A saver’s credit is available to moderate-income taxpayers who contribute to qualified retirement plans. However, the credit is nonrefundable and phases out quickly at higher incomes, making few people eligible for the maximum amount. Some economists have proposed expanding the credit and making it refundable, so that workers with no net income tax liability could claim it.
More expansive proposals include reshaping the complicated pension landscape to simplify plans and increase access to employer-based retirement accounts with automatic enrollment. Contribution limits to tax-favored accounts would be lowered, and the government would instead match low- and moderate-income workers’ contributions. Any credits or matching employer contributions could not be accessed until retirement. Pension antidiscrimination rules could be revised to favor plans that support more full- and part-time employees.
savings and account ownership
Many low- and middle-income workers receive large refunds from refundable tax credits. A “saver’s bonus” could encourage taxpayers to save a portion of their refunds in qualified savings accounts. Taxpayers are already able to contribute to individual retirement accounts until the tax-filing deadline and apply any deductions or saver’s credits against their tax year’s liability. Some tax preparers and tax preparation software remind taxpayers that they can do this and make clear how much tax they would save if they do. Tax time could also be used to link taxpayers to savings vehicles, such as children’s savings accounts or prepaid cards with savings features for taxpayers without bank accounts.
Butrica, Barbara A., Benjamin H. Harris, Pamela Perun, and C. Eugene Steuerle. 2014. “Flattening Tax Incentives for Retirement Saving.” Washington, DC: Urban-Brookings Tax Policy Center.
Eng, Amanda, Benjamin H. Harris, and C. Eugene Steuerle. 2013. “New Perspectives on Homeownership Tax Incentives.” Tax Notes. December 23.
Harris, Benjamin H., C. Eugene Steuerle, Signe-Mary McKernan, Caleb Quakenbush, and Caroline Ratcliffe. 2014. “Tax Subsidies for Asset Development: An Overview and Distributional Analysis.” Washington, DC: Urban-Brookings Tax Policy Center.
McKernan, Signe-Mary, Caroline Ratcliffe, C. Eugene Steuerle, Emma Kalish, and Caleb Quakenbush. “Nine Charts about Wealth Inequality in America.” Updated October 5, 2017.
Perun, Pamela, and C. Eugene Steuerle. 2008. “Why Not a ‘Super Simple’ Saving Plan for the United States?” Washington, DC: Urban Institute.
Ratcliffe, Caroline, William J. Congdon, and Signe-Mary McKernan. 2014. “Prepaid Cards at Tax Time Could Help Those without Bank Accounts.” Washington, DC: Urban Institute.

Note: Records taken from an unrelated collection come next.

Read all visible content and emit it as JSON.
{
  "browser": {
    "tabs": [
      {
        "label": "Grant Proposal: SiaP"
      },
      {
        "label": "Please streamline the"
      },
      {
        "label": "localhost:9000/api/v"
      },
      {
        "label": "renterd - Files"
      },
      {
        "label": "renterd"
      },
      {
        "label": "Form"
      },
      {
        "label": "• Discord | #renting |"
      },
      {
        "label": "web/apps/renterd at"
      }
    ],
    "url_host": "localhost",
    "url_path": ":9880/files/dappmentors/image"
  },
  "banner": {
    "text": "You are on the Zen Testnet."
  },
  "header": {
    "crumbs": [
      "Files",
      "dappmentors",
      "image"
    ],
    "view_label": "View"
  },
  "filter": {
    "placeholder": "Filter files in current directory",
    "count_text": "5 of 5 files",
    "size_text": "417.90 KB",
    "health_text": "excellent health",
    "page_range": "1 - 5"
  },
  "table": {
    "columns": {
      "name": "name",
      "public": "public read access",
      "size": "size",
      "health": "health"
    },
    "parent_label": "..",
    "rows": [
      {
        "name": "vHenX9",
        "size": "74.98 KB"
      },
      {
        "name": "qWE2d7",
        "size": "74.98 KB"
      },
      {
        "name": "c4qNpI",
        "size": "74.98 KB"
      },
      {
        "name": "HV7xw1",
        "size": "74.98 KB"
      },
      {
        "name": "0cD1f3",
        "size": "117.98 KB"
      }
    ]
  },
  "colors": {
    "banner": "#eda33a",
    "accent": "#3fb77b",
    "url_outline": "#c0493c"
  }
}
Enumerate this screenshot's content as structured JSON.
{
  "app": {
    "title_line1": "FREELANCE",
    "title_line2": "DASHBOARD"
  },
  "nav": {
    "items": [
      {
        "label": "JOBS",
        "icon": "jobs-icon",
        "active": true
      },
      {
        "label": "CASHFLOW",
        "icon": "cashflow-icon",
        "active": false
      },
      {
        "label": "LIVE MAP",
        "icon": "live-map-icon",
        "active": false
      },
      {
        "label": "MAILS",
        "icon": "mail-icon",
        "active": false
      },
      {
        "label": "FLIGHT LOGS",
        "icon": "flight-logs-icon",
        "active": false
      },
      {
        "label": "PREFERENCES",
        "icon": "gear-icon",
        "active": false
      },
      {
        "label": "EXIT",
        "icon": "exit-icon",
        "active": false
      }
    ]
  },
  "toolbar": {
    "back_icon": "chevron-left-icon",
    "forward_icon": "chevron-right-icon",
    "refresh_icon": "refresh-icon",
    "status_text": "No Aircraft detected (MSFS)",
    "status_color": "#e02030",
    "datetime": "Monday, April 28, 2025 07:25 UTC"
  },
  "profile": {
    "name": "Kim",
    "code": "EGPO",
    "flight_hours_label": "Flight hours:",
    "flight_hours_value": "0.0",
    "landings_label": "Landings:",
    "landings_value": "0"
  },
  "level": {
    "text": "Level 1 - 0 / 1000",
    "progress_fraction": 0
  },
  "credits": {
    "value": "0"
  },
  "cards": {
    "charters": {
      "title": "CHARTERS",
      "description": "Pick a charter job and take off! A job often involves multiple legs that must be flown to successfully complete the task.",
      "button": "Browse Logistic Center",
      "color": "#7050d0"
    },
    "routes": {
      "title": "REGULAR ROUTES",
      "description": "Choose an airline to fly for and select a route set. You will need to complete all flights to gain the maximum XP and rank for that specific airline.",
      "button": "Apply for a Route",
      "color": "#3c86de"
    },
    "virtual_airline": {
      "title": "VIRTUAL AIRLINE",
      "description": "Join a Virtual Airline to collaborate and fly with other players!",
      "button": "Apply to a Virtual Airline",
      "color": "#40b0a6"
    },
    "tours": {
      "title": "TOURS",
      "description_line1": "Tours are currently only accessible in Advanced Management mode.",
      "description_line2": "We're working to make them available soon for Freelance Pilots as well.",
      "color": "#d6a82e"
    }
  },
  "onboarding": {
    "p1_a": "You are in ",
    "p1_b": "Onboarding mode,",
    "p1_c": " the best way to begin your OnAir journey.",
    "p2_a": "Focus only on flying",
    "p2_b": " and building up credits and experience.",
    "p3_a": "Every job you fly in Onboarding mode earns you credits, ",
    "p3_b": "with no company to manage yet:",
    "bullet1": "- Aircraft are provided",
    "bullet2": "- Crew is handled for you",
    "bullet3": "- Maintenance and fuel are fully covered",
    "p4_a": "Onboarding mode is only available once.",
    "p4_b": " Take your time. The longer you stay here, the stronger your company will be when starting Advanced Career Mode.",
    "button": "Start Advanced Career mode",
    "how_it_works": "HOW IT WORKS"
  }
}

Steuerle, C. Eugene, Benjamin H. Harris, Signe-Mary McKernan, Caleb Quakenbush, and Caroline Ratcliffe. 2014, “Who Benefits from Asset-Building Tax Subsidies?” Washington, DC: Urban Institute.